Piloted by Nissan’s first GT Academy winner Lucas Ordonez in the SP8T class, together with Kazunori Yamauchi, Yasukichi Yamamoto and Tobias Schulze, the production GT-R not only finished the notoriously difficult race with amazing pace but with impeccable reliability too.
Nissan was out to test the reliability and durability of the GT-R, in particular its engine, transmission and suspension, which the car’s chief engineer Kazutoshi Mizuno previously explained will help engineers fine tune the car over the remainder of its life.
A second GT-R driven by Michael Krumm, Toshio Suzuki, Kazuki Hoshino and Tetsuya Tanaka finished 99th overall and second in the same SP8T class.
While the pair of GT-Rs used in the Nürburgring 24 Hours were production models, they were race-ready Club Track Editions that come equipped with a stripped-out interior, some minor aero mods and a full roll cage. Their engines, transmissions and suspension, however, were all completely stock.
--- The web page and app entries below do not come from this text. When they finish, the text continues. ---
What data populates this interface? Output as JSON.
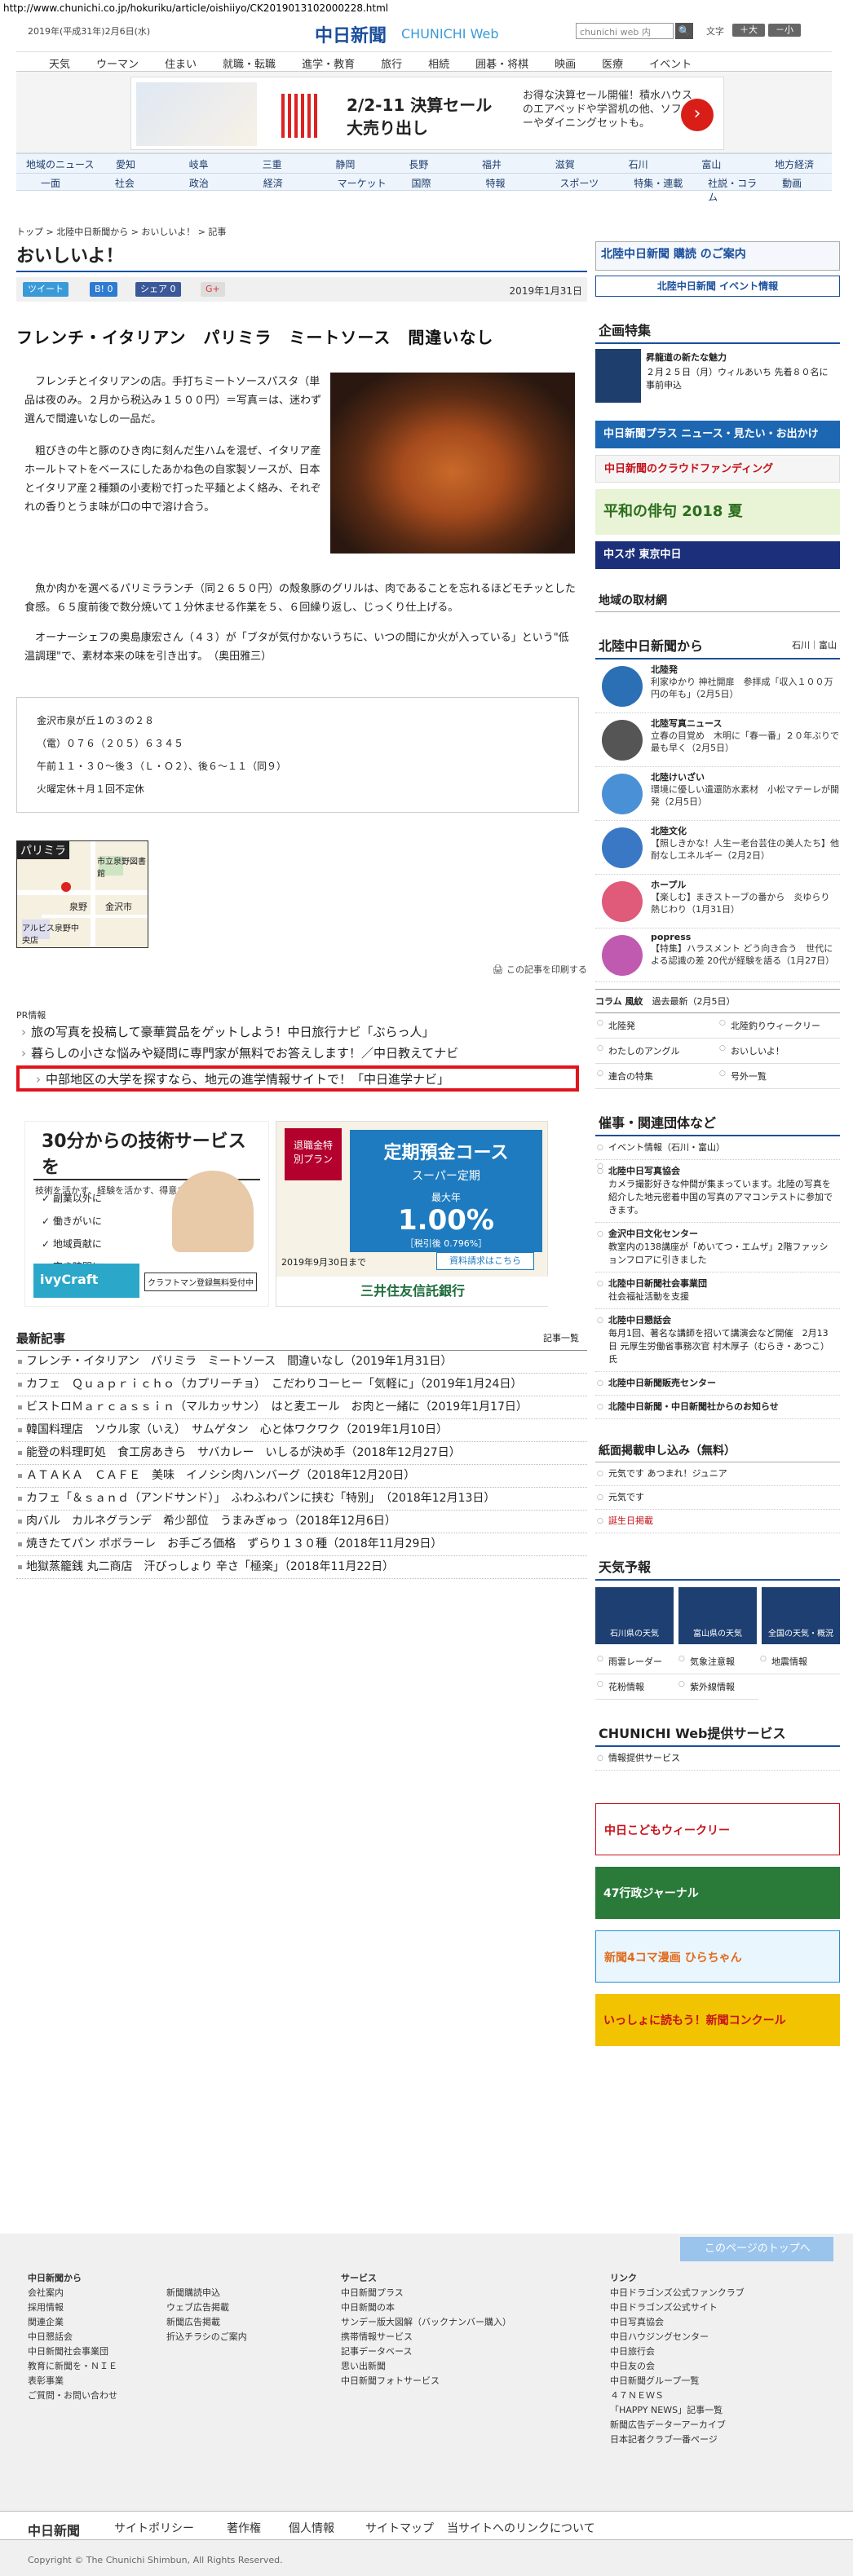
{
  "url": "http://www.chunichi.co.jp/hokuriku/article/oishiiyo/CK2019013102000228.html",
  "header": {
    "date": "2019年(平成31年)2月6日(水)",
    "logo": "中日新聞",
    "logo_sub": "CHUNICHI Web",
    "search_placeholder": "chunichi web 内",
    "search_btn": "🔍",
    "font_label": "文字",
    "font_big": "＋大",
    "font_small": "－小"
  },
  "topnav": [
    "天気",
    "ウーマン",
    "住まい",
    "就職・転職",
    "進学・教育",
    "旅行",
    "相続",
    "囲碁・将棋",
    "映画",
    "医療",
    "イベント"
  ],
  "ad_top": {
    "line1": "2/2-11 決算セール",
    "line2": "大売り出し",
    "desc": "お得な決算セール開催！積水ハウスのエアベッドや学習机の他、ソファーやダイニングセットも。",
    "go": "›"
  },
  "areanav": [
    "地域のニュース",
    "愛知",
    "岐阜",
    "三重",
    "静岡",
    "長野",
    "福井",
    "滋賀",
    "石川",
    "富山",
    "地方経済"
  ],
  "catnav": [
    "一面",
    "社会",
    "政治",
    "経済",
    "マーケット",
    "国際",
    "特報",
    "スポーツ",
    "特集・連載",
    "社説・コラム",
    "動画"
  ],
  "crumb": "トップ > 北陸中日新聞から > おいしいよ！ > 記事",
  "section_title": "おいしいよ！",
  "share": {
    "tweet": "ツイート",
    "hatena": "B! 0",
    "fb": "シェア 0",
    "gplus": "G+",
    "date": "2019年1月31日"
  },
  "article": {
    "headline": "フレンチ・イタリアン　パリミラ　ミートソース　間違いなし",
    "p1": "フレンチとイタリアンの店。手打ちミートソースパスタ（単品は夜のみ。２月から税込み１５００円）＝写真＝は、迷わず選んで間違いなしの一品だ。",
    "p2": "粗びきの牛と豚のひき肉に刻んだ生ハムを混ぜ、イタリア産ホールトマトをベースにしたあかね色の自家製ソースが、日本とイタリア産２種類の小麦粉で打った平麺とよく絡み、それぞれの香りとうま味が口の中で溶け合う。",
    "p3": "魚か肉かを選べるパリミラランチ（同２６５０円）の殻象豚のグリルは、肉であることを忘れるほどモチッとした食感。６５度前後で数分焼いて１分休ませる作業を５、６回繰り返し、じっくり仕上げる。",
    "p4": "オーナーシェフの奥島康宏さん（４３）が「ブタが気付かないうちに、いつの間にか火が入っている」という\"低温調理\"で、素材本来の味を引き出す。　（奥田雅三）"
  },
  "info": {
    "addr": "金沢市泉が丘１の３の２８",
    "tel": "（電）０７６（２０５）６３４５",
    "hours": "午前１１・３０〜後３（Ｌ・Ｏ２）、後６〜１１（同９）",
    "closed": "火曜定休＋月１回不定休"
  },
  "map": {
    "label": "パリミラ",
    "spots": [
      "市立泉野図書館",
      "泉野",
      "金沢市",
      "アルビス泉野中央店"
    ]
  },
  "print_label": "この記事を印刷する",
  "pr": {
    "head": "PR情報",
    "items": [
      "旅の写真を投稿して豪華賞品をゲットしよう！中日旅行ナビ「ぶらっ人」",
      "暮らしの小さな悩みや疑問に専門家が無料でお答えします！／中日教えてナビ",
      "中部地区の大学を探すなら、地元の進学情報サイトで！「中日進学ナビ」"
    ]
  },
  "ad_mid": {
    "a_title": "30分からの技術サービスを",
    "a_sub": "技術を活かす、経験を活かす、得意を活かす",
    "a_points": [
      "副業以外に",
      "働きがいに",
      "地域貢献に",
      "空き時間に"
    ],
    "a_brand": "ivyCraft",
    "a_brand2": "クラフトマン登録無料受付中",
    "b_tag": "退職金特別プラン",
    "b_title": "定期預金コース",
    "b_sub": "スーパー定期",
    "b_rate_label": "最大年",
    "b_rate": "1.00%",
    "b_tax": "［税引後 0.796%］",
    "b_date": "2019年9月30日まで",
    "b_btn": "資料請求はこちら",
    "b_bank": "三井住友信託銀行"
  },
  "latest": {
    "head": "最新記事",
    "more": "記事一覧",
    "items": [
      "フレンチ・イタリアン　パリミラ　ミートソース　間違いなし（2019年1月31日）",
      "カフェ　Ｑｕａｐｒｉｃｈｏ（カプリーチョ）　こだわりコーヒー「気軽に」（2019年1月24日）",
      "ビストロＭａｒｃａｓｓｉｎ（マルカッサン）　はと麦エール　お肉と一緒に（2019年1月17日）",
      "韓国料理店　ソウル家（いえ）　サムゲタン　心と体ワクワク（2019年1月10日）",
      "能登の料理町処　食工房あきら　サバカレー　いしるが決め手（2018年12月27日）",
      "ＡＴＡＫＡ　ＣＡＦＥ　美味　イノシシ肉ハンバーグ（2018年12月20日）",
      "カフェ「＆ｓａｎｄ（アンドサンド）」　ふわふわパンに挟む「特別」　（2018年12月13日）",
      "肉バル　カルネグランデ　希少部位　うまみぎゅっ（2018年12月6日）",
      "焼きたてパン ポボラーレ　お手ごろ価格　ずらり１３０種（2018年11月29日）",
      "地獄蒸籠銭 丸二商店　汗びっしょり 辛さ「極楽」（2018年11月22日）"
    ]
  },
  "side": {
    "subscribe": "北陸中日新聞 購読 のご案内",
    "events": "北陸中日新聞 イベント情報",
    "kikaku_head": "企画特集",
    "kikaku_title": "昇龍道の新たな魅力",
    "kikaku_text": "２月２５日（月）ウィルあいち 先着８０名に事前申込",
    "banners": [
      "中日新聞プラス ニュース・見たい・お出かけ",
      "中日新聞のクラウドファンディング",
      "平和の俳句 2018 夏",
      "中スポ 東京中日"
    ],
    "area_head": "地域の取材網",
    "hokuriku_head": "北陸中日新聞から",
    "hokuriku_links": "石川｜富山",
    "news": [
      {
        "t": "北陸発",
        "d": "利家ゆかり 神社開扉　参拝成「収入１００万円の年も」（2月5日）",
        "c": "#2b6fb5"
      },
      {
        "t": "北陸写真ニュース",
        "d": "立春の目覚め　木明に「春一番」２０年ぶりで最も早く（2月5日）",
        "c": "#555"
      },
      {
        "t": "北陸けいざい",
        "d": "環境に優しい遺還防水素材　小松マテーレが開発（2月5日）",
        "c": "#4a90d6"
      },
      {
        "t": "北陸文化",
        "d": "【照しきかな！人生ー老台芸住の美人たち】他耐なしエネルギー（2月2日）",
        "c": "#3a78c6"
      },
      {
        "t": "ホープル",
        "d": "【楽しむ】まきストーブの番から　炎ゆらり 熱じわり（1月31日）",
        "c": "#e05a7a"
      },
      {
        "t": "popress",
        "d": "【特集】ハラスメント どう向き合う　世代による認識の差 20代が経験を語る（1月27日）",
        "c": "#c05ab0"
      }
    ],
    "column_head": "コラム 風紋",
    "column_link": "過去最新（2月5日）",
    "grid": [
      "北陸発",
      "北陸釣りウィークリー",
      "わたしのアングル",
      "おいしいよ！",
      "連合の特集",
      "号外一覧"
    ],
    "sponsor_head": "催事・関連団体など",
    "event_info": "イベント情報（石川・富山）",
    "sponsors": [
      {
        "t": "北陸中日写真協会",
        "d": "カメラ撮影好きな仲間が集まっています。北陸の写真を紹介した地元密着中国の写真のアマコンテストに参加できます。"
      },
      {
        "t": "金沢中日文化センター",
        "d": "教室内の138講座が「めいてつ・エムザ」2階ファッションフロアに引きました"
      },
      {
        "t": "北陸中日新聞社会事業団",
        "d": "社会福祉活動を支援"
      },
      {
        "t": "北陸中日懇話会",
        "d": "毎月1回、著名な講師を招いて講演会など開催　2月13日 元厚生労働省事務次官 村木厚子（むらき・あつこ）氏"
      },
      {
        "t": "北陸中日新聞販売センター",
        "d": ""
      },
      {
        "t": "北陸中日新聞・中日新聞社からのお知らせ",
        "d": ""
      }
    ],
    "paper_head": "紙面掲載申し込み（無料）",
    "paper_items": [
      "元気です あつまれ！ジュニア",
      "元気です",
      "誕生日掲載"
    ],
    "weather_head": "天気予報",
    "weather": [
      "石川県の天気",
      "富山県の天気",
      "全国の天気・概況"
    ],
    "weather_links": [
      "雨雲レーダー",
      "気象注意報",
      "地震情報",
      "花粉情報",
      "紫外線情報"
    ],
    "service_head": "CHUNICHI Web提供サービス",
    "service_link": "情報提供サービス",
    "b2": [
      "中日こどもウィークリー",
      "47行政ジャーナル",
      "新聞4コマ漫画 ひらちゃん",
      "いっしょに読もう！新聞コンクール"
    ]
  },
  "footer": {
    "top": "このページのトップへ",
    "col1_head": "中日新聞から",
    "col1": [
      "会社案内",
      "採用情報",
      "関連企業",
      "中日懇話会",
      "中日新聞社会事業団",
      "教育に新聞を・ＮＩＥ",
      "表彰事業",
      "ご質問・お問い合わせ"
    ],
    "col2": [
      "新聞購読申込",
      "ウェブ広告掲載",
      "新聞広告掲載",
      "折込チラシのご案内"
    ],
    "col3_head": "サービス",
    "col3": [
      "中日新聞プラス",
      "中日新聞の本",
      "サンデー版大図解（バックナンバー購入）",
      "携帯情報サービス",
      "記事データベース",
      "思い出新聞",
      "中日新聞フォトサービス"
    ],
    "col4_head": "リンク",
    "col4": [
      "中日ドラゴンズ公式ファンクラブ",
      "中日ドラゴンズ公式サイト",
      "中日写真協会",
      "中日ハウジングセンター",
      "中日旅行会",
      "中日友の会",
      "中日新聞グループ一覧",
      "４７ＮＥＷＳ",
      "「HAPPY NEWS」記事一覧",
      "新聞広告データーアーカイブ",
      "日本記者クラブ一番ページ"
    ],
    "bar": [
      "中日新聞",
      "サイトポリシー",
      "著作権",
      "個人情報",
      "サイトマップ",
      "当サイトへのリンクについて"
    ],
    "copy": "Copyright © The Chunichi Shimbun, All Rights Reserved."
  }
}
Speaking at the conclusion of the race, Ordonez said, “I have learnt a lot this weekend and I have a new respect for the GT-R and this amazing race track.”
Krumm added, “It is so fast for a road car, up to the pace of the GT3 cars. The performance is good and it was a lot of fun and very exciting to drive.”
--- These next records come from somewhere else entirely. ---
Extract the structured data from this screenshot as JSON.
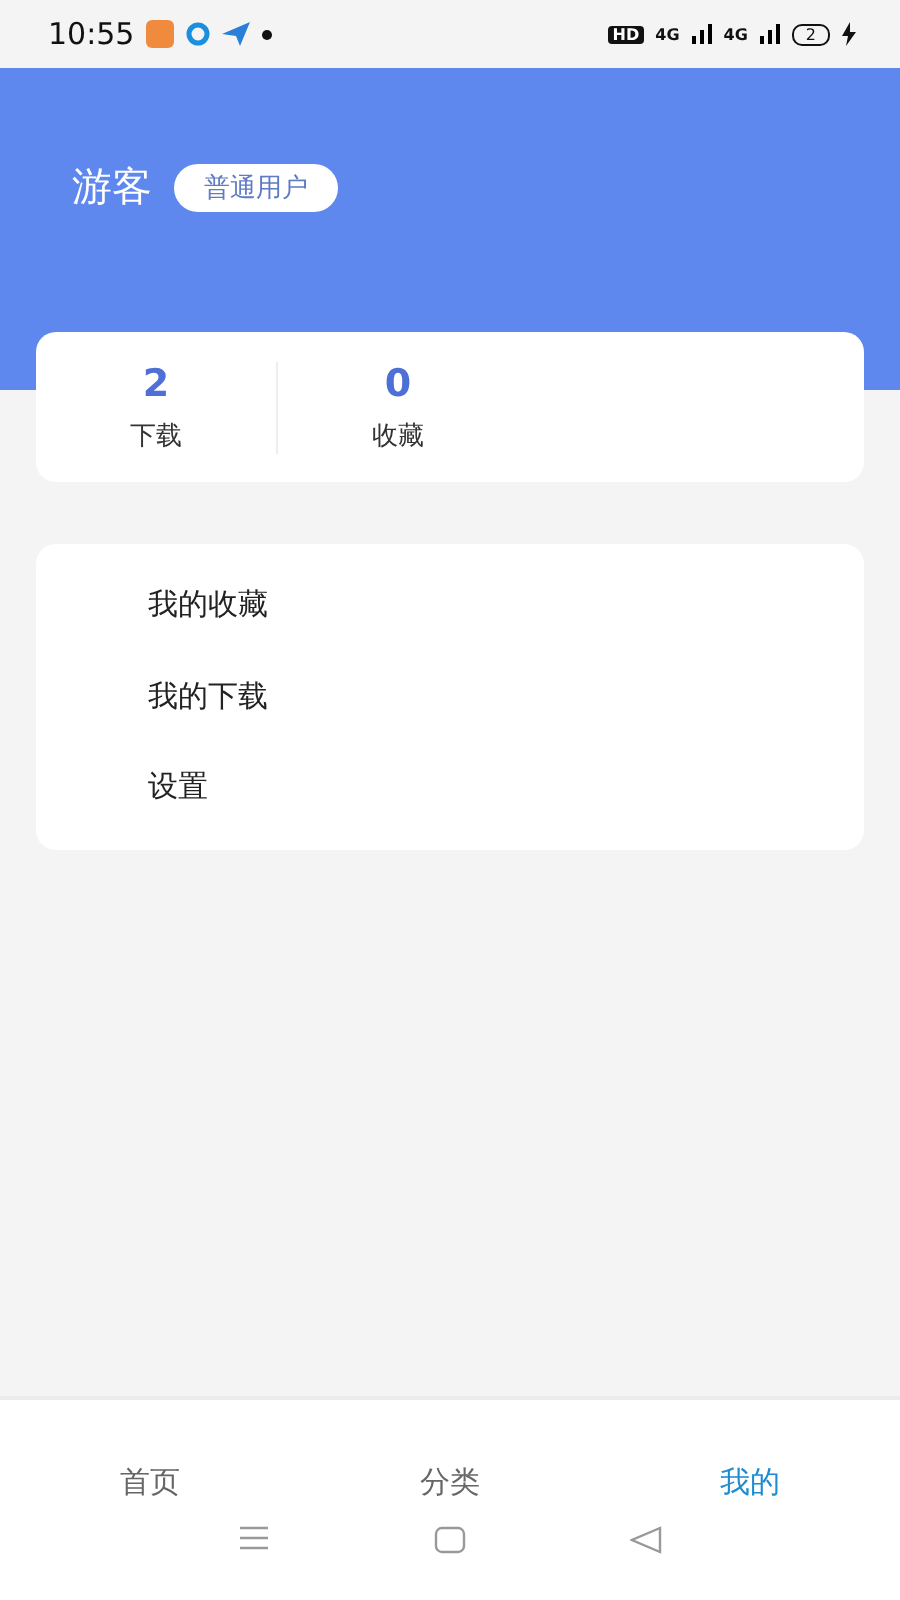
{
  "status_bar": {
    "time": "10:55",
    "hd": "HD",
    "signals": [
      "4G",
      "4G"
    ],
    "battery": "2"
  },
  "profile": {
    "name": "游客",
    "badge": "普通用户"
  },
  "stats": [
    {
      "value": "2",
      "label": "下载"
    },
    {
      "value": "0",
      "label": "收藏"
    }
  ],
  "menu": [
    "我的收藏",
    "我的下载",
    "设置"
  ],
  "tabs": [
    {
      "label": "首页",
      "selected": false
    },
    {
      "label": "分类",
      "selected": false
    },
    {
      "label": "我的",
      "selected": true
    }
  ]
}
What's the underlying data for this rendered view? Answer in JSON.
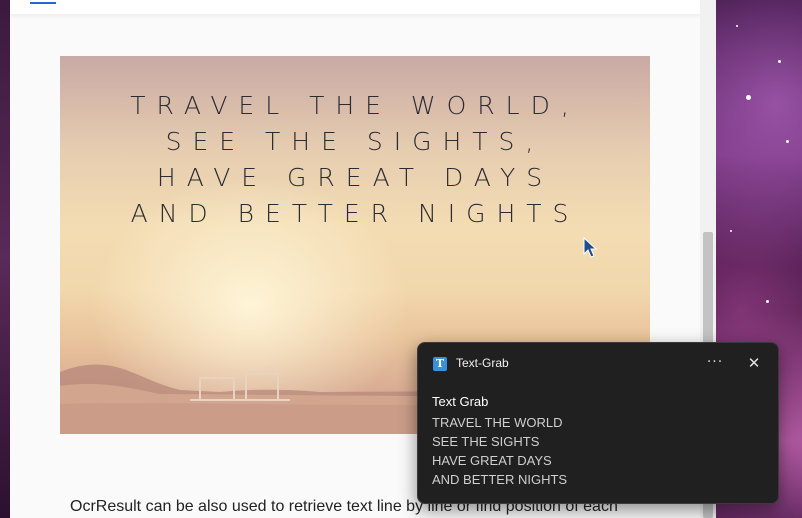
{
  "image": {
    "lines": [
      "TRAVEL THE WORLD,",
      "SEE THE SIGHTS,",
      "HAVE GREAT DAYS",
      "AND BETTER NIGHTS"
    ]
  },
  "article": {
    "text": "OcrResult can be also used to retrieve text line by line or find position of each"
  },
  "notification": {
    "app_name": "Text-Grab",
    "app_icon": "text-grab-icon",
    "more_label": "···",
    "close_label": "✕",
    "title": "Text Grab",
    "lines": [
      "TRAVEL THE WORLD",
      "SEE THE SIGHTS",
      "HAVE GREAT DAYS",
      "AND BETTER NIGHTS"
    ]
  },
  "colors": {
    "toast_bg": "#202020",
    "accent": "#3a8fd8"
  }
}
The overall winner of this year’s Nürburgring 24 Hours was an Audi Sport Team Phoenix-backed R8 LMS ultra GT3 race car piloted by Marc Basseng, Christopher Haase, Frank Stippler and Markus Winkelhock.